As sea levels continue to rise, so does the threat of flooding in downtown Olympia. The threat might be more urgent than the city previously believed.
“We’re suggesting a more-heightened sense of urgency in our response,” said Andy Haub, water resources director for the city’s public works department. “The current risk is higher for downtown flooding than previously thought.”
The potential worst-case scenario could leave much of downtown under water, especially areas bordering West Bay and Capitol Lake.
At a study session Tuesday with the Olympia City Council, public works employees outlined the latest projections for downtown’s vulnerability to flooding. No decisions were made.
The annual update included possible steps in developing a more formal sea level response plan.
According to the National Climate Assessment, global sea levels could rise as much as 4 feet by 2100. Other scenarios peg the rise as high as 6.6 feet. The Intergovernmental Panel on Climate Change reports global sea levels have been rising at a rate of 3.2 millimeters per year.
In Olympia, even a 1-foot rise could have devastating consequences, said Eric Christensen, planning and engineering manager for the public works department. To further complicate the problem, downtown Olympia appears to be sinking at a rate of nine-tenths of an inch every decade, he said.
At this time, downtown Olympia is most vulnerable to flooding during high tides such as the one that reached 17.6 feet in December 2012. The city reports the highest recorded tide in Olympia was 18.2 feet Dec. 15, 1977.
If local sea levels rise by 1 foot, downtown Olympia could see major flooding up to 30 times a year. If sea levels rise by 2 feet, flooding could occur more than 150 times a year, he said.
Capitol Lake increases downtown Olympia’s vulnerability to flooding, said Christensen, who noted that the Fifth Avenue Dam is key to controlling floodwaters. Raising the elevation of the adjacent Heritage Park could curb flooding, he said.
Olympia has been discussing the impact of rising sea levels since the early 1990s, and reports have been issued over the years. The topic is addressed specifically in the Comprehensive Plan, which serves as a policy blueprint for the city’s goals.

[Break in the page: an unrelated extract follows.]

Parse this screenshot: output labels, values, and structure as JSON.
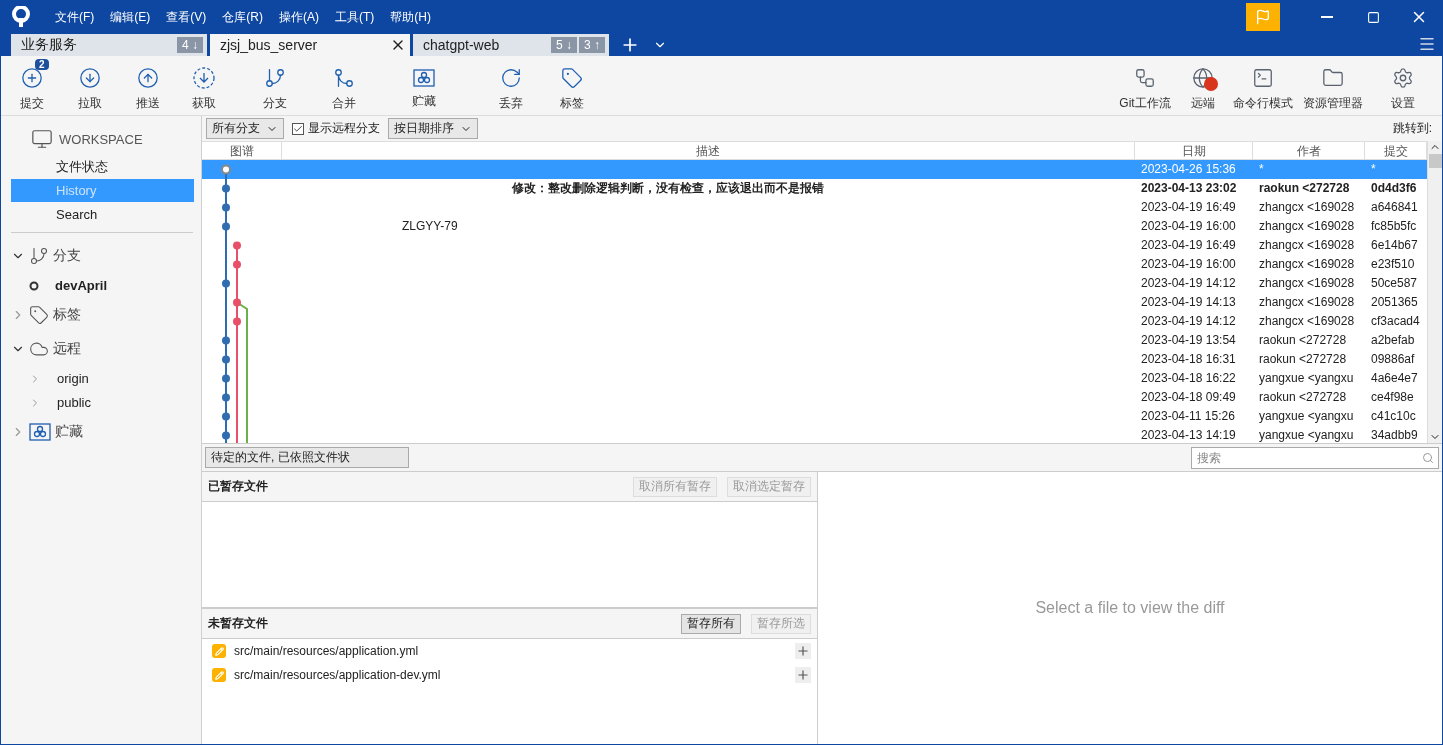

Haub and Christensen said the city needs to adopt a “first line of defense,” such as requiring elevated floor plans for downtown buildings, modifying storm drains, installing flood barriers or even creating an elevated roadway.
As for next steps, they suggest public outreach as well as working with the city’s Utility Advisory Committee on a program that targets rising sea levels. That includes identifying possible funding sources and financial needs for such a plan.
Rich Hoey, director of public works, said city staff will present a plan of action to the council during a study session in July.